We can then take time to reflect and celebrate the positive accomplishments that we might otherwise overlook in a rush to the end. The provided checklists are republished to serve as a guide to districtwide and classroom reflection and to remind us of all the tasks that require completion or monitoring to start the next year.
It is a familiar scenario and solution. The pressure is felt to improve reading skills to score higher on standardized tests. Elementary teachers can’t extend the school day, so they borrow time from a content area which doesn’t have a state assessment or one not as often. Social studies and science take a backseat. Even though this move seems logical with the best intentions, the results are counterproductive. Since the 1990s, the amount of instructional time in science and social studies has decreased over 90 minutes per week. It is often the first place teachers look to “pull” students from if they need interventions. Unfortunately, by cutting these courses, the opportunities for developing content vocabulary and knowledge about real life is also reduced.
Why teach social studies and science? Social studies classes provide content knowledge, but most importantly, students learn the foundation for why it is necessary to contribute to society as a good citizen. Science activities are a way to capture the interest of students with fun, hands-on, and minds-on lessons. Learning activities related to science and social studies help students develop problem-solving and critical thinking skills while connecting concepts to their world.
Support for the Key Shifts in English/Language Arts Standards Many states have revised their English/Language Arts Standards in recent years and have outlined key shifts from past standards. Continuing to schedule regular science and social studies classes allows opportunities to teach needed skills. The background knowledge gained from social studies and science provides the context to understand new and complex text for greater comprehension. Reading about science is no replacement for phenomenon or inquiry, but it can help build the knowledge base for “doing” science. Plus, citing textual evidence from informational text helps provide pieces necessary for accurate analysis of an investigation.
Vocabulary and Reading Comprehension English/Language Arts Standards require students to use domain-specific words in their writing and while speaking. Science and social studies classes provide opportunities for students to learn word meanings, read and hear them applied correctly in context, and use the words for communicating. Students receiving explicit instruction over the meanings of affixes and root words benefits the current class, but that knowledge is utilized by the students to become stronger readers in all classes. Vocabulary acquisition improves the comprehension of complex literary and informational text.
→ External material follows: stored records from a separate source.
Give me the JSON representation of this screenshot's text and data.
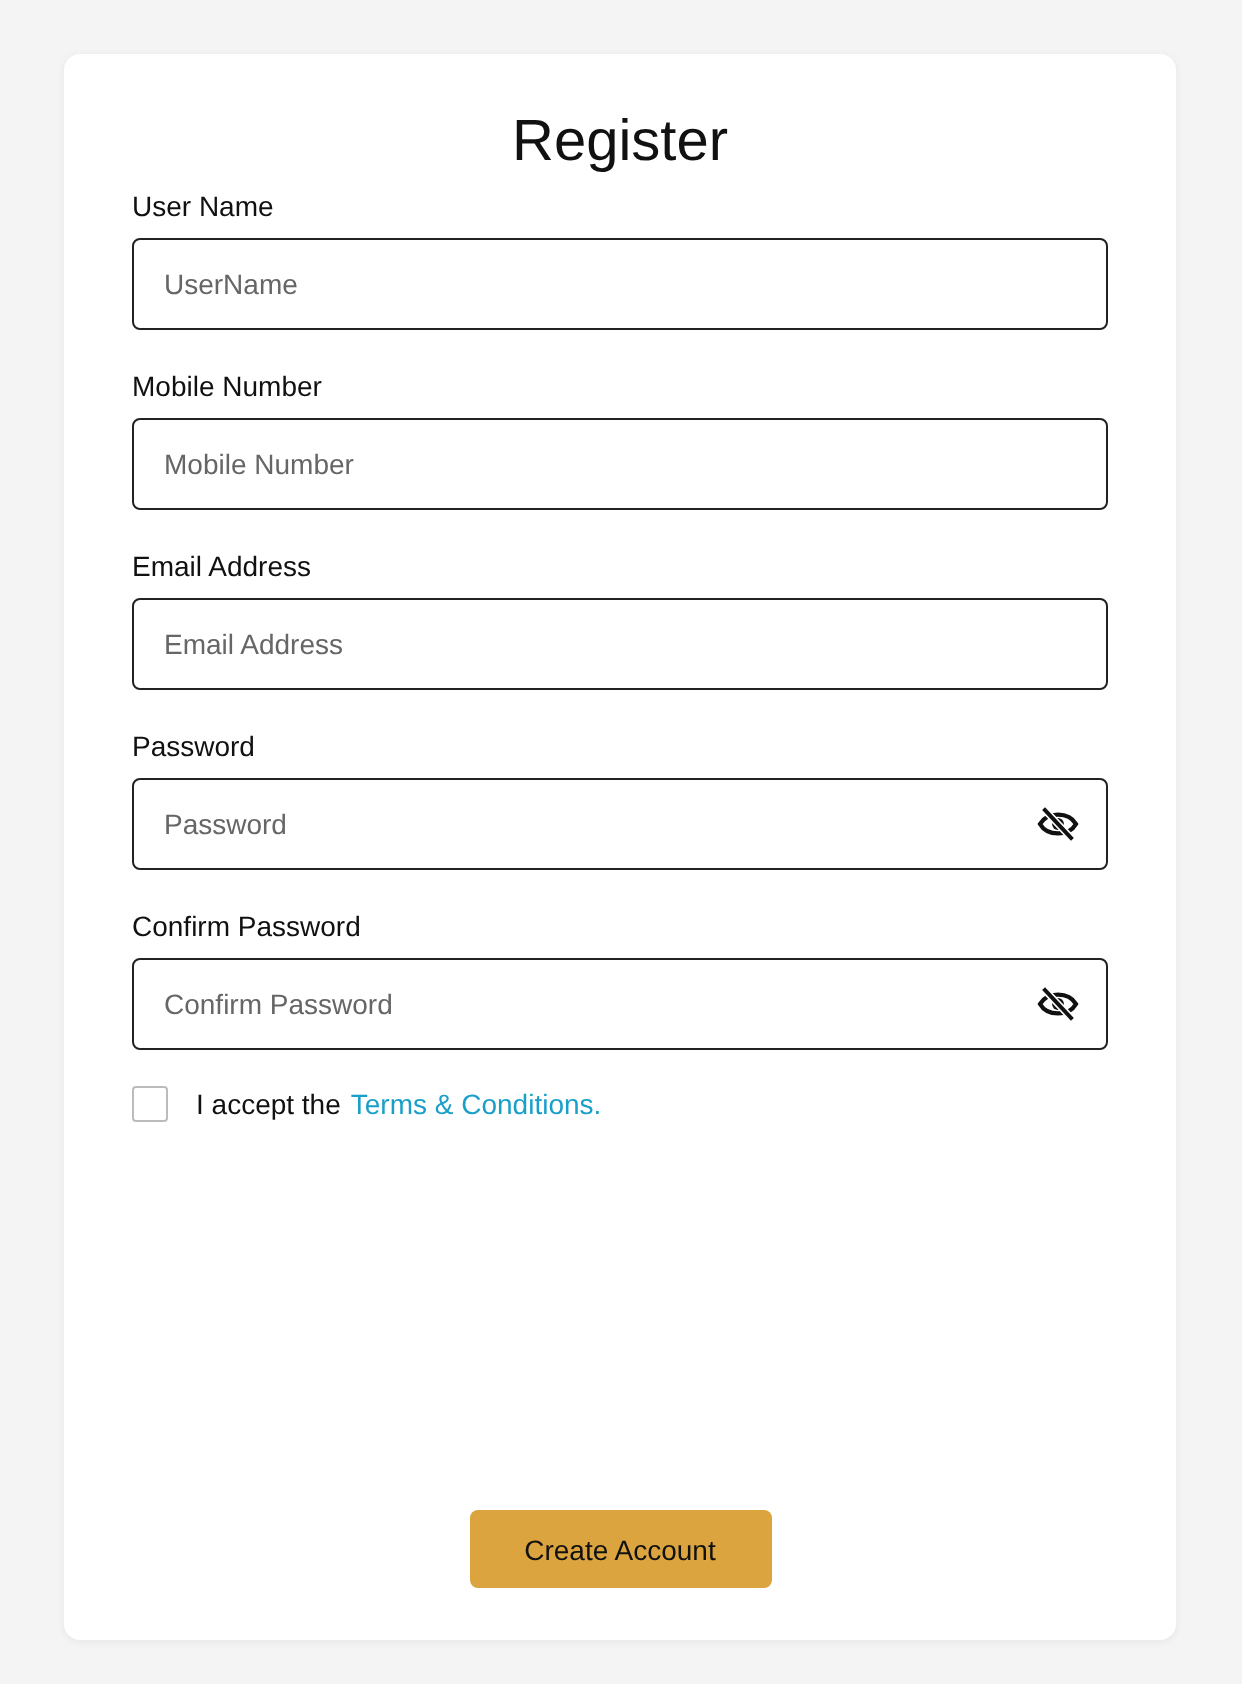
{
  "title": "Register",
  "fields": [
    {
      "label": "User Name",
      "placeholder": "UserName",
      "kind": "text"
    },
    {
      "label": "Mobile Number",
      "placeholder": "Mobile Number",
      "kind": "text"
    },
    {
      "label": "Email Address",
      "placeholder": "Email Address",
      "kind": "text"
    },
    {
      "label": "Password",
      "placeholder": "Password",
      "kind": "password"
    },
    {
      "label": "Confirm Password",
      "placeholder": "Confirm Password",
      "kind": "password"
    }
  ],
  "terms": {
    "checked": false,
    "text": "I accept the",
    "link": "Terms & Conditions."
  },
  "button": "Create Account"
}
Student Engagement A significant, well-documented reason to keep regularly scheduled science and social studies classes, is that students love the activities these topics provide! The natural fit for collaboration and project-based learning allows students opportunities for implicit learning, developing good work habits, and applying what they learn to their lives. Learning while having fun is impactful in many ways!
Teachers are well aware of the importance of reading on grade level by the 3rd grade. If this doesn’t happen, opportunities to be successful in the future will be more of a challenge. Capturing every moment available for learning is critical. If you are interested in utilizing an integrated approach to teach more than one content area at the same time, download CLI’s FREE Civic Education Resource, Life, Liberty, Law. This resource is aligned to National Standards in Social Studies but also references ELA, Math, Science, Fine Arts, and Social/Emotional Learning Standards. Get yours at cliweb.org/resources-2.